With over one-half of the 2.3 billion acres of the U.S. in agriculture—and nearly one-third of the nation used for grazing—farms and ranches are both a great threat and potential solution to maintaining an intact environment for human and wildlife communities alike. Making room for wide-ranging species on agricultural lands is critical to the future of wildlife as open space diminishes. Yet, on-farm wildlife conservation activities can be labor-intensive, and require ecological understanding and adaptations to infrastructure.
Certified Wildlife Friendly® and Predator Friendly® farms and ranches bridge the domestic and wild by maintaining habitat and protecting biodiversity as an integral part of their production systems. Loyal customer bases, price premiums, and access to new markets help farm and ranch ecosystem stewards carry out their hands-on actions to help wildlife. Developed by the field’s committed practitioners, the reliance of Wildlife Friendly® producers upon practices that conserve biodiversity and help protect ecosystem services is a model without peer.
The Conservation Enterprise
Both Certified Wildlife friendly® and Predator Friendly® certification recognize wildlife stewardship practices and require conservation of key species, including carnivores. From clean water to pollination to nutrient cycling, certified farms and ranches provide tremendous opportunity for conservation of the systems critical to human health and well-being. Find a certified producer near you or ask your farmer to consider certification.

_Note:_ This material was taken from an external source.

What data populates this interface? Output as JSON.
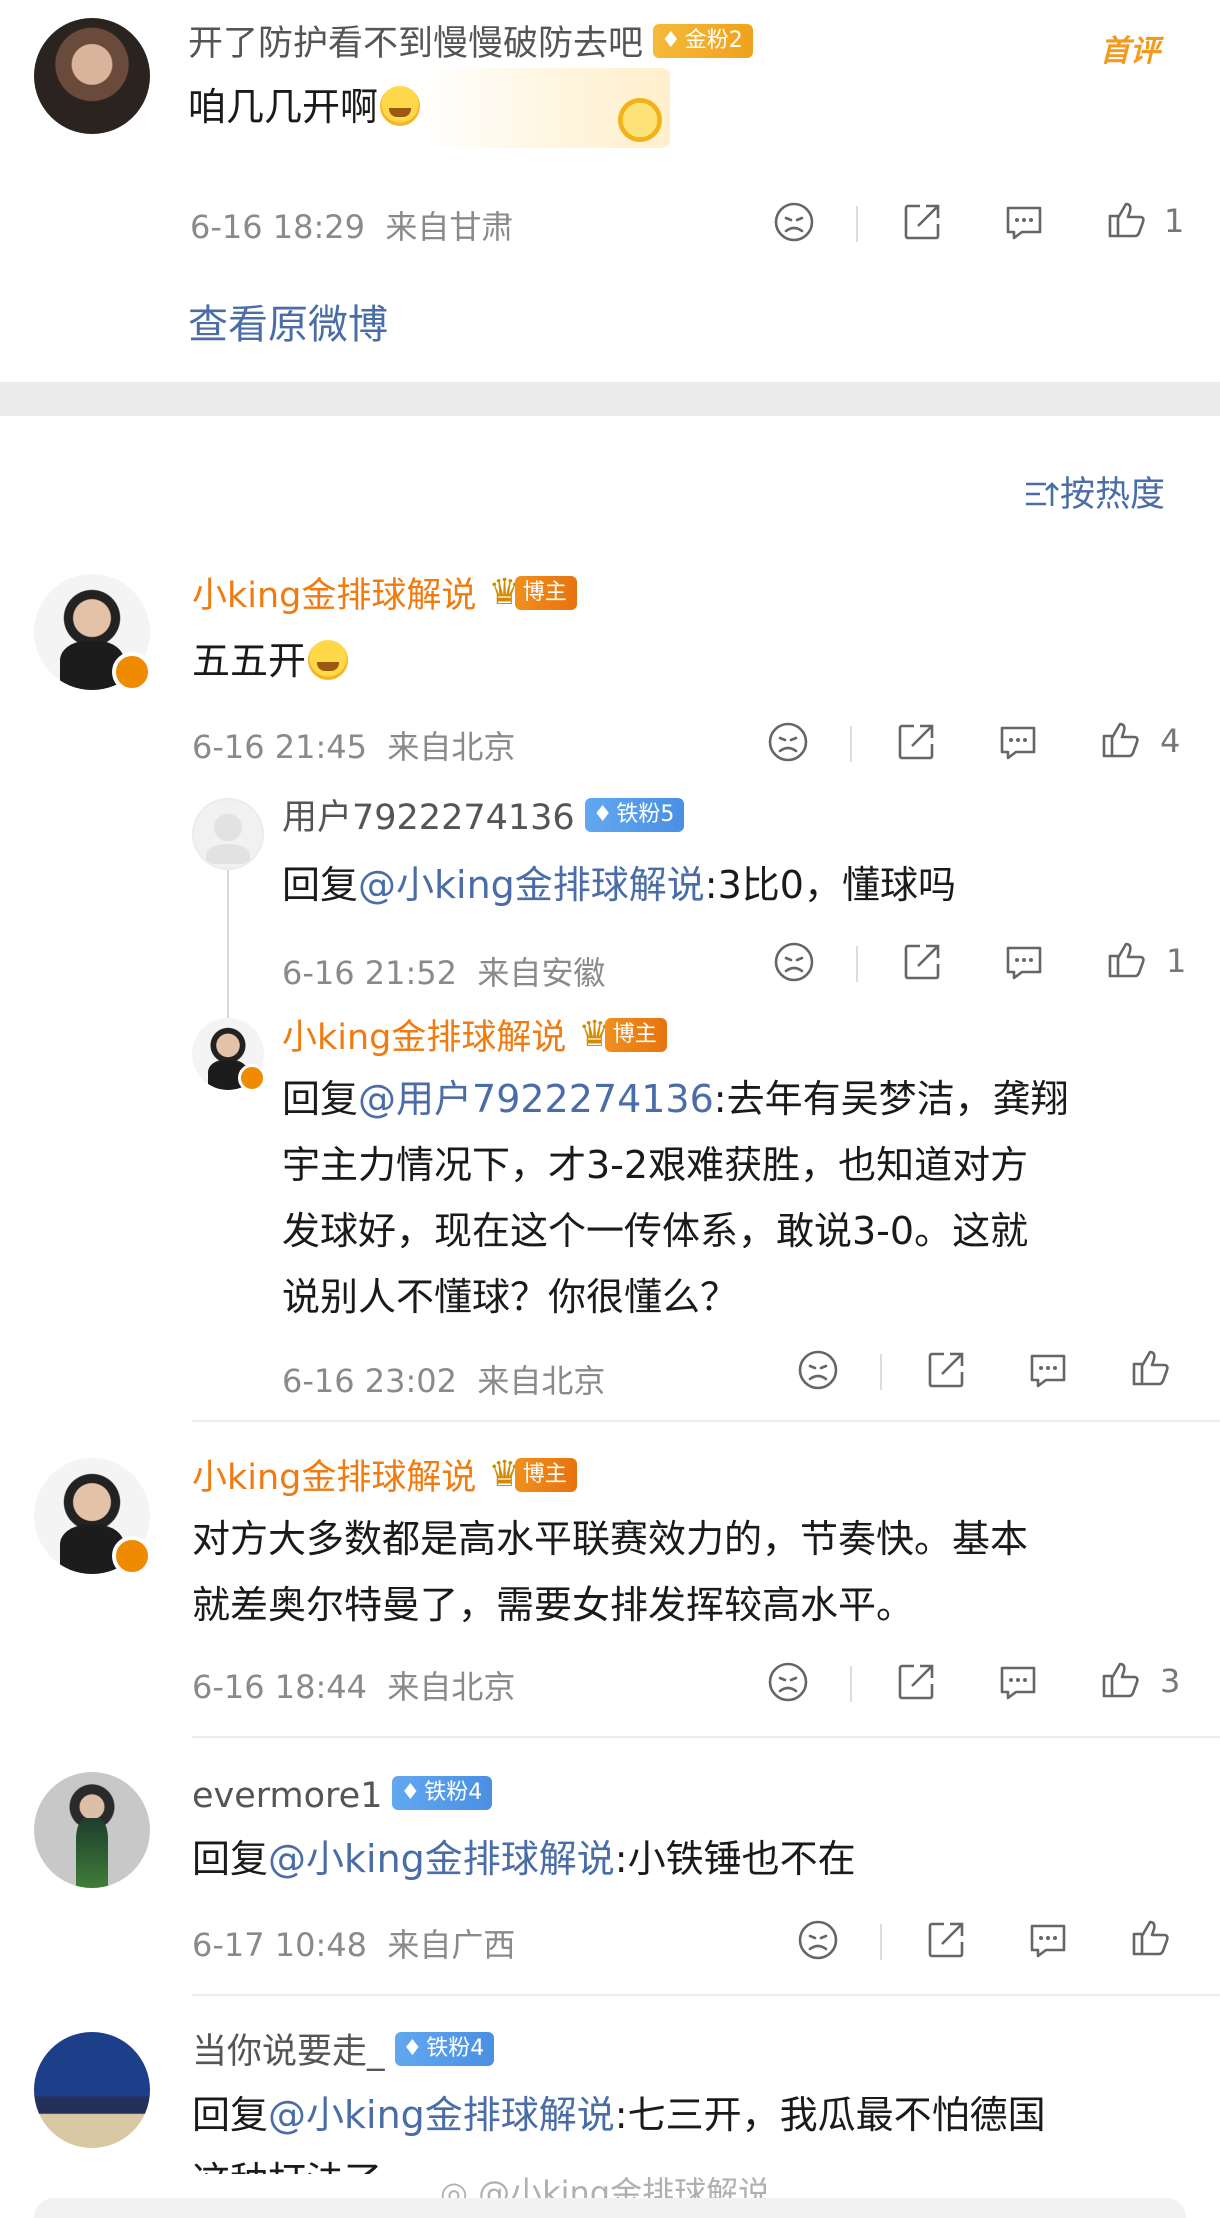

Rural people in the northern Patagonia habitat of the Andean cat make a subsistence living off of goats.Many of these people are transhumant herders who travel along traditional routes with their flocks up to 200 km between winter and summer feeding grounds, accompanied by their families and sometimes even the children’s school teacher. Goats destroy habitat, compete with native wildlife such as the guanaco and rhea, and are eaten by native carnivores, mostly the puma, which, in turn, are killed by herders to prevent predation. Decades of overgrazing and an increasingly drier climate have made it more difficult for herders to survive threatening their livelihoods and culture.
The Wildlife Conservation Society working with the herders has found that local, mixed-breed dogs can work very well to deter predation and stop herders from killing carnivores. They are inexpensive to obtain and keep, and are adapted to local conditions.
In addition, people need an alternative to make a better living off of fewer goats. In turn, this will help habitat to recover, and reduce competition and conflict with wildlife. The local goat is a unique breed that evolved from the Spanish stock brought here over 100 years ago. It was recently discovered that this breed in northern Patagonia produces a fine undercoat of cashmere. Unlike in other parts of the world, where demand for cashmere has led to overstocking of goats, destruction of habitat, and reduction of wildlife, in Patagonia, goats are already living on the edge, and quality cashmere can only be produced through better, sustainable management of flocks. The supply of this fine fiber will always be limited.
The Conservation Enterprise
Herders who agree not to kill Andean cats and other small cats, and to manage their herds sustainably, receive Wildlife Friendly® certification of their cashmere. This fine fiber is precious for its quality, its scarcity, its contribution to preserving a way of life, and, in contrast to the very fine, more widely available Asian cashmeres, its contribution to the conservation of northern Patagonian wildlife and habitats.